▶ GIVEN RECORDS

........

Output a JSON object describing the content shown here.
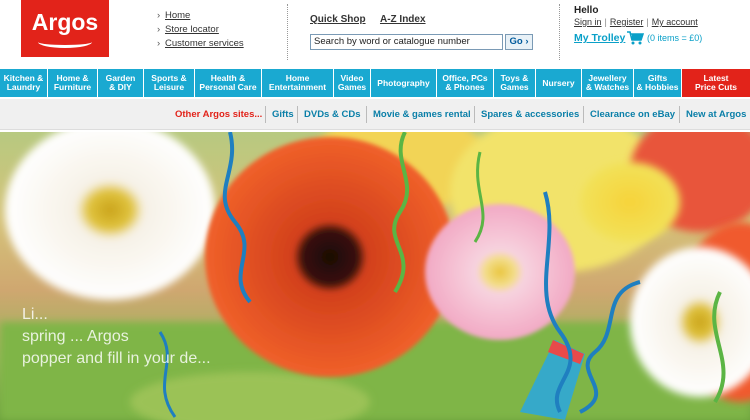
{
  "brand": {
    "logo_text": "Argos",
    "color": "#e2231a"
  },
  "quick_links": [
    {
      "label": "Home"
    },
    {
      "label": "Store locator"
    },
    {
      "label": "Customer services"
    }
  ],
  "search": {
    "quick_shop_label": "Quick Shop",
    "az_index_label": "A-Z Index",
    "value": "Search by word or catalogue number",
    "go_label": "Go",
    "go_arrow": "›"
  },
  "account": {
    "greeting": "Hello",
    "sign_in": "Sign in",
    "register": "Register",
    "my_account": "My account",
    "separator": "|"
  },
  "trolley": {
    "label": "My Trolley",
    "icon": "shopping-cart-icon",
    "summary": "(0 items = £0)"
  },
  "categories": [
    {
      "line1": "Kitchen &",
      "line2": "Laundry"
    },
    {
      "line1": "Home &",
      "line2": "Furniture"
    },
    {
      "line1": "Garden",
      "line2": "& DIY"
    },
    {
      "line1": "Sports &",
      "line2": "Leisure"
    },
    {
      "line1": "Health &",
      "line2": "Personal Care"
    },
    {
      "line1": "Home",
      "line2": "Entertainment"
    },
    {
      "line1": "Video",
      "line2": "Games"
    },
    {
      "line1": "Photography",
      "line2": ""
    },
    {
      "line1": "Office, PCs",
      "line2": "& Phones"
    },
    {
      "line1": "Toys &",
      "line2": "Games"
    },
    {
      "line1": "Nursery",
      "line2": ""
    },
    {
      "line1": "Jewellery",
      "line2": "& Watches"
    },
    {
      "line1": "Gifts",
      "line2": "& Hobbies"
    },
    {
      "line1": "Latest",
      "line2": "Price Cuts"
    }
  ],
  "sub_nav": {
    "other_sites": "Other Argos sites...",
    "links": [
      "Gifts",
      "DVDs & CDs",
      "Movie & games rental",
      "Spares & accessories",
      "Clearance on eBay",
      "New at Argos"
    ]
  },
  "hero": {
    "text_line1": "Li...",
    "text_line2": "spring ... Argos",
    "text_line3": "popper and fill in your de..."
  },
  "colors": {
    "nav_blue": "#1aa9d1",
    "link_blue": "#0a7fa8",
    "sale_red": "#e2231a",
    "subnav_bg": "#f0f0f0"
  }
}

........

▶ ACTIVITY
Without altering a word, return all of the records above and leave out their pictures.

▶ EXERCISE OUTPUT
Output a JSON object describing the content shown here.
{
  "brand": {
    "logo_text": "Argos",
    "color": "#e2231a"
  },
  "quick_links": [
    {
      "label": "Home"
    },
    {
      "label": "Store locator"
    },
    {
      "label": "Customer services"
    }
  ],
  "search": {
    "quick_shop_label": "Quick Shop",
    "az_index_label": "A-Z Index",
    "value": "Search by word or catalogue number",
    "go_label": "Go",
    "go_arrow": "›"
  },
  "account": {
    "greeting": "Hello",
    "sign_in": "Sign in",
    "register": "Register",
    "my_account": "My account",
    "separator": "|"
  },
  "trolley": {
    "label": "My Trolley",
    "icon": "shopping-cart-icon",
    "summary": "(0 items = £0)"
  },
  "categories": [
    {
      "line1": "Kitchen &",
      "line2": "Laundry"
    },
    {
      "line1": "Home &",
      "line2": "Furniture"
    },
    {
      "line1": "Garden",
      "line2": "& DIY"
    },
    {
      "line1": "Sports &",
      "line2": "Leisure"
    },
    {
      "line1": "Health &",
      "line2": "Personal Care"
    },
    {
      "line1": "Home",
      "line2": "Entertainment"
    },
    {
      "line1": "Video",
      "line2": "Games"
    },
    {
      "line1": "Photography",
      "line2": ""
    },
    {
      "line1": "Office, PCs",
      "line2": "& Phones"
    },
    {
      "line1": "Toys &",
      "line2": "Games"
    },
    {
      "line1": "Nursery",
      "line2": ""
    },
    {
      "line1": "Jewellery",
      "line2": "& Watches"
    },
    {
      "line1": "Gifts",
      "line2": "& Hobbies"
    },
    {
      "line1": "Latest",
      "line2": "Price Cuts"
    }
  ],
  "sub_nav": {
    "other_sites": "Other Argos sites...",
    "links": [
      "Gifts",
      "DVDs & CDs",
      "Movie & games rental",
      "Spares & accessories",
      "Clearance on eBay",
      "New at Argos"
    ]
  },
  "hero": {
    "text_line1": "Li...",
    "text_line2": "spring ... Argos",
    "text_line3": "popper and fill in your de..."
  },
  "colors": {
    "nav_blue": "#1aa9d1",
    "link_blue": "#0a7fa8",
    "sale_red": "#e2231a",
    "subnav_bg": "#f0f0f0"
  }
}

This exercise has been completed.